It should be easy by default, and you can just Start Using It, and have capacity for power later.
4. Feed Production
A must have: not everybody wants to be forced to browse your site via a web-browser, and feeds are much more convenient for them
5. Simple Advertisement Integration
I know ads are a bit nasty, but sometimes a guy isn't making enough money to get by on, and throwing up some much needed adverts can help contribute to some much needed denero. Simplicity is also important, because one day if I decide I want to change them, or rip them out all together, I want minimal migration pain.
6. Simple themes by default that look great
There's nothing worse than a site with a theme that screams "I was born in the geocities era." , and as a coder, not a graphic designer, my eye for style tends towards looking pretty brutal. As I'm not a designer, I want something that looks good, and requires none of my time to maintain it.
7. No HTML Restrictions
Ideally, you should be able to avoid manually hacking html for the most part, but should you feel the need to extend it, there should be no limitations on how you can lay out stuff, theme it, and format it. Anything that puts restrictions on what I can put in the code or tries to "magic" my insertions into something else get epic beatings from me.

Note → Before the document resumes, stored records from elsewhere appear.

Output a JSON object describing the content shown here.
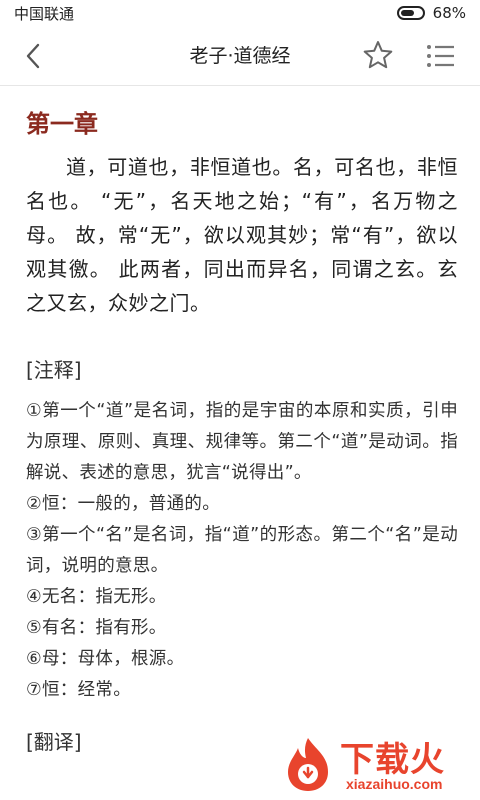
{
  "status": {
    "carrier": "中国联通",
    "battery_percent": "68%",
    "battery_level": 0.68
  },
  "navbar": {
    "title": "老子·道德经",
    "back_icon": "chevron-left-icon",
    "star_icon": "star-outline-icon",
    "menu_icon": "list-icon"
  },
  "chapter": {
    "title": "第一章",
    "text": "道，可道也，非恒道也。名，可名也，非恒名也。 “无”，名天地之始；“有”，名万物之母。 故，常“无”，欲以观其妙；常“有”，欲以观其徼。 此两者，同出而异名，同谓之玄。玄之又玄，众妙之门。"
  },
  "notes_heading": "[注释]",
  "notes": [
    "①第一个“道”是名词，指的是宇宙的本原和实质，引申为原理、原则、真理、规律等。第二个“道”是动词。指解说、表述的意思，犹言“说得出”。",
    "②恒：一般的，普通的。",
    "③第一个“名”是名词，指“道”的形态。第二个“名”是动词，说明的意思。",
    "④无名：指无形。",
    "⑤有名：指有形。",
    "⑥母：母体，根源。",
    "⑦恒：经常。"
  ],
  "translation_heading": "[翻译]",
  "watermark": {
    "brand": "下载火",
    "url": "xiazaihuo.com"
  },
  "colors": {
    "accent": "#8b2a1f",
    "watermark": "#e8442d"
  }
}
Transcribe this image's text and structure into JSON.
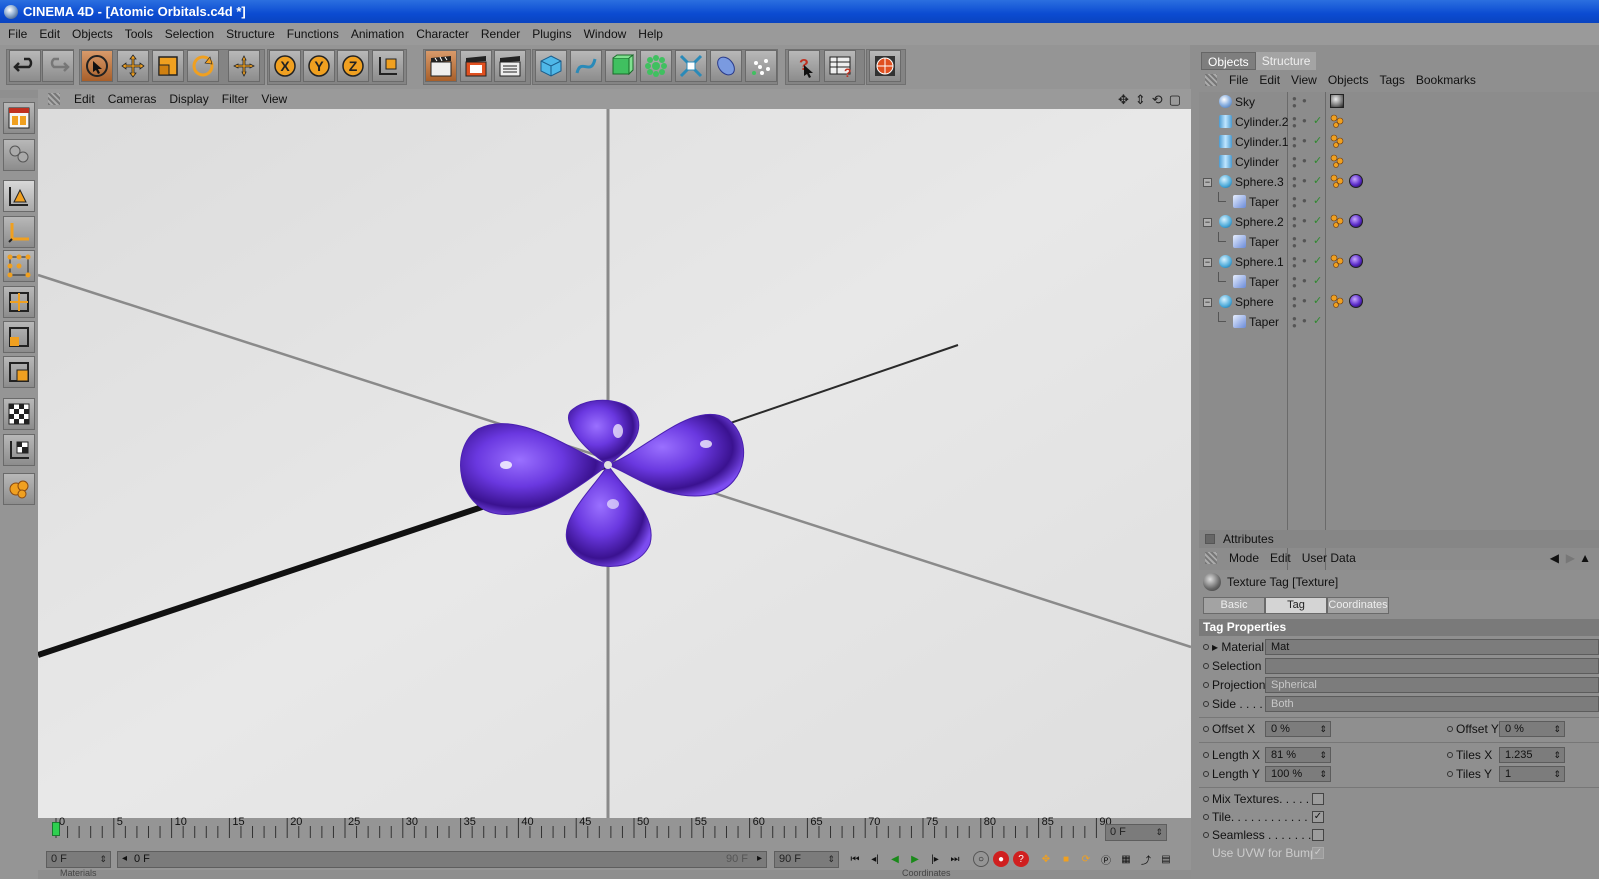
{
  "window": {
    "title": "CINEMA 4D - [Atomic Orbitals.c4d *]"
  },
  "menu": [
    "File",
    "Edit",
    "Objects",
    "Tools",
    "Selection",
    "Structure",
    "Functions",
    "Animation",
    "Character",
    "Render",
    "Plugins",
    "Window",
    "Help"
  ],
  "viewport": {
    "menu": [
      "Edit",
      "Cameras",
      "Display",
      "Filter",
      "View"
    ],
    "nav_icons": [
      "move-view-icon",
      "dolly-view-icon",
      "rotate-view-icon",
      "maximize-view-icon"
    ]
  },
  "timeline": {
    "ticks": [
      "0",
      "5",
      "10",
      "15",
      "20",
      "25",
      "30",
      "35",
      "40",
      "45",
      "50",
      "55",
      "60",
      "65",
      "70",
      "75",
      "80",
      "85",
      "90"
    ],
    "current_frame": "0 F",
    "start_field": "0 F",
    "range_start": "0 F",
    "range_end": "90 F",
    "end_field": "90 F"
  },
  "objects_panel": {
    "tabs": [
      "Objects",
      "Structure"
    ],
    "menu": [
      "File",
      "Edit",
      "View",
      "Objects",
      "Tags",
      "Bookmarks"
    ],
    "rows": [
      {
        "name": "Sky",
        "type": "sky"
      },
      {
        "name": "Cylinder.2",
        "type": "cylinder"
      },
      {
        "name": "Cylinder.1",
        "type": "cylinder"
      },
      {
        "name": "Cylinder",
        "type": "cylinder"
      },
      {
        "name": "Sphere.3",
        "type": "sphere"
      },
      {
        "name": "Taper",
        "type": "taper"
      },
      {
        "name": "Sphere.2",
        "type": "sphere"
      },
      {
        "name": "Taper",
        "type": "taper"
      },
      {
        "name": "Sphere.1",
        "type": "sphere"
      },
      {
        "name": "Taper",
        "type": "taper"
      },
      {
        "name": "Sphere",
        "type": "sphere"
      },
      {
        "name": "Taper",
        "type": "taper"
      }
    ]
  },
  "attributes": {
    "header": "Attributes",
    "menu": [
      "Mode",
      "Edit",
      "User Data"
    ],
    "title": "Texture Tag [Texture]",
    "tabs": [
      "Basic",
      "Tag",
      "Coordinates"
    ],
    "active_tab": "Tag",
    "section": "Tag Properties",
    "material_label": "Material",
    "material_value": "Mat",
    "selection_label": "Selection",
    "selection_value": "",
    "projection_label": "Projection",
    "projection_value": "Spherical",
    "side_label": "Side . . . .",
    "side_value": "Both",
    "offset_x_label": "Offset X",
    "offset_x_value": "0 %",
    "offset_y_label": "Offset Y",
    "offset_y_value": "0 %",
    "length_x_label": "Length X",
    "length_x_value": "81 %",
    "tiles_x_label": "Tiles X",
    "tiles_x_value": "1.235",
    "length_y_label": "Length Y",
    "length_y_value": "100 %",
    "tiles_y_label": "Tiles Y",
    "tiles_y_value": "1",
    "mix_textures_label": "Mix Textures. . . . . . .",
    "tile_label": "Tile. . . . . . . . . . . . .",
    "seamless_label": "Seamless . . . . . . . .",
    "use_uvw_label": "Use UVW for Bump",
    "mix_textures_checked": false,
    "tile_checked": true,
    "seamless_checked": false,
    "use_uvw_checked": true
  },
  "bottom": {
    "left_label": "Materials",
    "right_label": "Coordinates"
  },
  "colors": {
    "orbital": "#5a2bc8",
    "titlebar": "#0b4bd1",
    "accent_orange": "#f0a020"
  }
}
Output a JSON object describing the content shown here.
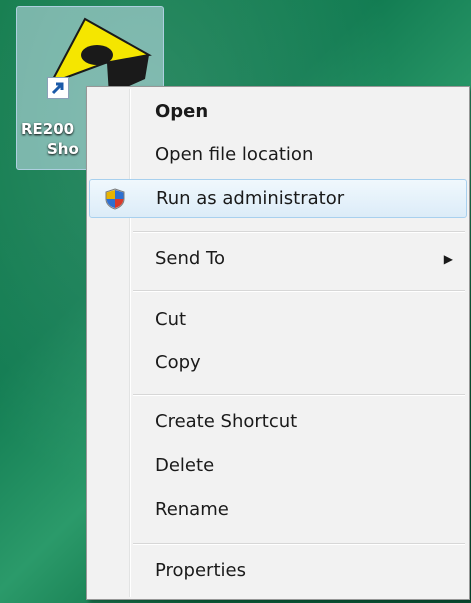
{
  "desktop": {
    "icon": {
      "label_line1": "RE200",
      "label_line2": "Sho"
    }
  },
  "context_menu": {
    "items": [
      {
        "label": "Open",
        "bold": true
      },
      {
        "label": "Open file location"
      },
      {
        "label": "Run as administrator",
        "icon": "uac-shield-icon",
        "highlighted": true
      },
      {
        "label": "Send To",
        "submenu": true
      },
      {
        "label": "Cut"
      },
      {
        "label": "Copy"
      },
      {
        "label": "Create Shortcut"
      },
      {
        "label": "Delete"
      },
      {
        "label": "Rename"
      },
      {
        "label": "Properties"
      }
    ],
    "submenu_arrow": "▶"
  },
  "colors": {
    "desktop": "#127c52",
    "menu_bg": "#f2f2f2",
    "highlight_border": "#a8d0ee"
  }
}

And now for the blogging services.
1. LiveJournal
I've been using this off and on for mundane stuff, but its hopeless for a blog of technical merit. Pointing somebody to your LJ blog invokes the whole "hurr" mental result. Its too arcane, too old, and over the top restrictive with decade old use models. It contravenes goals 1,2, 5, 6 and 7 in my experiences, it has this nasty "skin" oriented theme thing which sucks epically hard. And you have to be a premium member ( $$$ ) to get the maximum use out of it. The best you can do is get a semi-premium account by proliferating it with adverts that work for LiveJournal, not for you. You can't get a dns association without being a premium member.
2. WordPress
I don't want to go into this one, but eww. Whats not to hate about Wordpress?. Its far too noisy. Like LJ, it plunders you with adverts, and you have to pay to get rid of them. And it appears to me there's not much in the way of goal 1,5 and 7. The whole plugin architecture they have is just an abuse farm festering under the hood.
3. blogs.perl.org
Too new, and hideously broken for me all the time. Apparently no support for proper per-domain blogs, and you're all like different bloggers using the same site. Sorry, signal to noise far too high for me.
4. use.perl.org blogs
Ugly as sin, user interface like a leather bag over the head. Hopeless RSS. No DNS. No themes. Overcomplicated.
5. TypePad
Pay for only. Won't even attempt to use it. Teired pricing for different features is a bigger turnoff still. I don't own a VISA, and don't want one, which makes it simply impossible to do anything that incurrs international payments ( I might cover this at a latter time ).
6. Vox
This seems the best of breed with regard to the Perl options I've seen so far, but the interface is too heavy, too much chrome that can't be turned off, the site is so dizzying in complexity, that its not "Just a frickn blog" like I want, its a whole damned social blogging network thing, and that's awful. Its looking too much like its trying to be live journal. As for the desired features, I can't tell what it does, what features I really want, it doesn't appear to mention them , anywhere, and I'd only be able to work it out if I signed up. I highly doubt DNS control though.
So I've settled for Blogger. It just seems to suck less for the things I want to do.
I heavily encourage people to contradict me, tell me where I am frankly wrong, if you're not even sure I'm wrong and think I might be, and have some reasons, go ahead, point them out, I actively encourage criticism, because I actively wish to correct my own failings
1. I'm now blogging about blogging about blogging, so meta-level just keeps growing.
2.That is, I'm betting you don't have replication and backups to high-heaven for your average self-hosted project.
3.Which is especially problematic if you cant even run apache because the bloated thing consumes all the available memory on your cheap XEN VPS, and then starts hardcore swapping to disk, and the site becomes inaccessible as soon as a crawler hits it.

No comments:

Post a Comment